▶ _What the exercise asks_:
Could you retype every line of the data underneath without altering anything?

▶ _Records provided_:
◆ ◆ ◆

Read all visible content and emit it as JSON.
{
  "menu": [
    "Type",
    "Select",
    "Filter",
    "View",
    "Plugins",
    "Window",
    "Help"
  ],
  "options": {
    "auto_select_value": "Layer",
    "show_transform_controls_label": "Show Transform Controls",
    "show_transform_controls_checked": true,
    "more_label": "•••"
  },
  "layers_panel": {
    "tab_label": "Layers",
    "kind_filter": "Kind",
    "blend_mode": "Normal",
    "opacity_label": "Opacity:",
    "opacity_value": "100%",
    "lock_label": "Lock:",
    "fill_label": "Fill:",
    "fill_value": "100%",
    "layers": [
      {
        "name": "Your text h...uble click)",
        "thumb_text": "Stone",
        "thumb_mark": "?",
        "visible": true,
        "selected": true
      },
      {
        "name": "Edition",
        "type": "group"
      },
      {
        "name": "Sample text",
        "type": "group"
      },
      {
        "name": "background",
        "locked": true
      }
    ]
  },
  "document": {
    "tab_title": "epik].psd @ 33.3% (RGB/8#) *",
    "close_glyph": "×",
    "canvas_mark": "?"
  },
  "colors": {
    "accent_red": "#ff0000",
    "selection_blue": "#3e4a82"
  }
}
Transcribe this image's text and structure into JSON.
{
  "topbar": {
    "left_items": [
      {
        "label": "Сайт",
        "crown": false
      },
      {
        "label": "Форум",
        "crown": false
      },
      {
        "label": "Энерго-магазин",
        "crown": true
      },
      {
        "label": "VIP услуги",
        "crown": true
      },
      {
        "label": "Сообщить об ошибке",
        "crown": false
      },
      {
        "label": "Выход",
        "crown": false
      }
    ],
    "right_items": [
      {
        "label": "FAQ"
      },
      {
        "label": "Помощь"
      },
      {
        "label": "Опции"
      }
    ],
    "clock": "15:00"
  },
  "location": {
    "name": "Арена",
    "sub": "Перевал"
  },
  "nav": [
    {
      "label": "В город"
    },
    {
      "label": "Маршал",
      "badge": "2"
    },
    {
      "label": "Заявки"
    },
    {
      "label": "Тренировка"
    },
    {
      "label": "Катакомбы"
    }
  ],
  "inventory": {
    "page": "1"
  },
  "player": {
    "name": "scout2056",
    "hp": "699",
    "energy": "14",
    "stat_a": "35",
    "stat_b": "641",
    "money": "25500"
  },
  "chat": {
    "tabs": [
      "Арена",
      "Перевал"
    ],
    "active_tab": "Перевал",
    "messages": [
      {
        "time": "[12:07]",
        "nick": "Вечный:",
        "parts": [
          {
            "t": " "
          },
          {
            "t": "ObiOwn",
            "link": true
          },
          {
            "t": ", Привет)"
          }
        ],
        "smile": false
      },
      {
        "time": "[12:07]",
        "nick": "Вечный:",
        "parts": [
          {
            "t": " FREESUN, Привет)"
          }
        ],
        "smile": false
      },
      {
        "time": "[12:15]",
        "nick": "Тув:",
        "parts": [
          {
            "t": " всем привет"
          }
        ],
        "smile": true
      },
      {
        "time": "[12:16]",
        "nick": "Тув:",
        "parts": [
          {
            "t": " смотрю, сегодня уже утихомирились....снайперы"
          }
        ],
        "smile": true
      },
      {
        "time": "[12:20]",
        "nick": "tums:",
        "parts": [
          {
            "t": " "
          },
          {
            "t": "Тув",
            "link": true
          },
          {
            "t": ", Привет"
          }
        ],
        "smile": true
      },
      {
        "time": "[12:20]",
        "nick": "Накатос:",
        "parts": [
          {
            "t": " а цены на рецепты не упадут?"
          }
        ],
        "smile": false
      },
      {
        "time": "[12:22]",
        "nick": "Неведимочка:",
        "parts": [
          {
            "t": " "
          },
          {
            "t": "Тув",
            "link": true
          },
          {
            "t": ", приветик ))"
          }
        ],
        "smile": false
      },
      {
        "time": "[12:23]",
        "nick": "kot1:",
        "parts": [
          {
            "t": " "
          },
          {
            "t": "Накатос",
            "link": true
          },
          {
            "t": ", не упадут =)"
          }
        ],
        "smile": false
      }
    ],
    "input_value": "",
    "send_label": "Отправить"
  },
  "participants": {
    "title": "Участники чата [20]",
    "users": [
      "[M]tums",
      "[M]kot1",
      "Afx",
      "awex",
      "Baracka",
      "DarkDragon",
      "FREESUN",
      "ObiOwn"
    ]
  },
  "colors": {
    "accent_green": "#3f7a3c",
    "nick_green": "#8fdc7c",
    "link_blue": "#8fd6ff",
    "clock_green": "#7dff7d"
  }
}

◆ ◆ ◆

▶ _Exercise output_:
Read all visible content and emit it as JSON.
{
  "menu": [
    "Type",
    "Select",
    "Filter",
    "View",
    "Plugins",
    "Window",
    "Help"
  ],
  "options": {
    "auto_select_value": "Layer",
    "show_transform_controls_label": "Show Transform Controls",
    "show_transform_controls_checked": true,
    "more_label": "•••"
  },
  "layers_panel": {
    "tab_label": "Layers",
    "kind_filter": "Kind",
    "blend_mode": "Normal",
    "opacity_label": "Opacity:",
    "opacity_value": "100%",
    "lock_label": "Lock:",
    "fill_label": "Fill:",
    "fill_value": "100%",
    "layers": [
      {
        "name": "Your text h...uble click)",
        "thumb_text": "Stone",
        "thumb_mark": "?",
        "visible": true,
        "selected": true
      },
      {
        "name": "Edition",
        "type": "group"
      },
      {
        "name": "Sample text",
        "type": "group"
      },
      {
        "name": "background",
        "locked": true
      }
    ]
  },
  "document": {
    "tab_title": "epik].psd @ 33.3% (RGB/8#) *",
    "close_glyph": "×",
    "canvas_mark": "?"
  },
  "colors": {
    "accent_red": "#ff0000",
    "selection_blue": "#3e4a82"
  }
}
Transcribe this image's text and structure into JSON.
{
  "topbar": {
    "left_items": [
      {
        "label": "Сайт",
        "crown": false
      },
      {
        "label": "Форум",
        "crown": false
      },
      {
        "label": "Энерго-магазин",
        "crown": true
      },
      {
        "label": "VIP услуги",
        "crown": true
      },
      {
        "label": "Сообщить об ошибке",
        "crown": false
      },
      {
        "label": "Выход",
        "crown": false
      }
    ],
    "right_items": [
      {
        "label": "FAQ"
      },
      {
        "label": "Помощь"
      },
      {
        "label": "Опции"
      }
    ],
    "clock": "15:00"
  },
  "location": {
    "name": "Арена",
    "sub": "Перевал"
  },
  "nav": [
    {
      "label": "В город"
    },
    {
      "label": "Маршал",
      "badge": "2"
    },
    {
      "label": "Заявки"
    },
    {
      "label": "Тренировка"
    },
    {
      "label": "Катакомбы"
    }
  ],
  "inventory": {
    "page": "1"
  },
  "player": {
    "name": "scout2056",
    "hp": "699",
    "energy": "14",
    "stat_a": "35",
    "stat_b": "641",
    "money": "25500"
  },
  "chat": {
    "tabs": [
      "Арена",
      "Перевал"
    ],
    "active_tab": "Перевал",
    "messages": [
      {
        "time": "[12:07]",
        "nick": "Вечный:",
        "parts": [
          {
            "t": " "
          },
          {
            "t": "ObiOwn",
            "link": true
          },
          {
            "t": ", Привет)"
          }
        ],
        "smile": false
      },
      {
        "time": "[12:07]",
        "nick": "Вечный:",
        "parts": [
          {
            "t": " FREESUN, Привет)"
          }
        ],
        "smile": false
      },
      {
        "time": "[12:15]",
        "nick": "Тув:",
        "parts": [
          {
            "t": " всем привет"
          }
        ],
        "smile": true
      },
      {
        "time": "[12:16]",
        "nick": "Тув:",
        "parts": [
          {
            "t": " смотрю, сегодня уже утихомирились....снайперы"
          }
        ],
        "smile": true
      },
      {
        "time": "[12:20]",
        "nick": "tums:",
        "parts": [
          {
            "t": " "
          },
          {
            "t": "Тув",
            "link": true
          },
          {
            "t": ", Привет"
          }
        ],
        "smile": true
      },
      {
        "time": "[12:20]",
        "nick": "Накатос:",
        "parts": [
          {
            "t": " а цены на рецепты не упадут?"
          }
        ],
        "smile": false
      },
      {
        "time": "[12:22]",
        "nick": "Неведимочка:",
        "parts": [
          {
            "t": " "
          },
          {
            "t": "Тув",
            "link": true
          },
          {
            "t": ", приветик ))"
          }
        ],
        "smile": false
      },
      {
        "time": "[12:23]",
        "nick": "kot1:",
        "parts": [
          {
            "t": " "
          },
          {
            "t": "Накатос",
            "link": true
          },
          {
            "t": ", не упадут =)"
          }
        ],
        "smile": false
      }
    ],
    "input_value": "",
    "send_label": "Отправить"
  },
  "participants": {
    "title": "Участники чата [20]",
    "users": [
      "[M]tums",
      "[M]kot1",
      "Afx",
      "awex",
      "Baracka",
      "DarkDragon",
      "FREESUN",
      "ObiOwn"
    ]
  },
  "colors": {
    "accent_green": "#3f7a3c",
    "nick_green": "#8fdc7c",
    "link_blue": "#8fd6ff",
    "clock_green": "#7dff7d"
  }
}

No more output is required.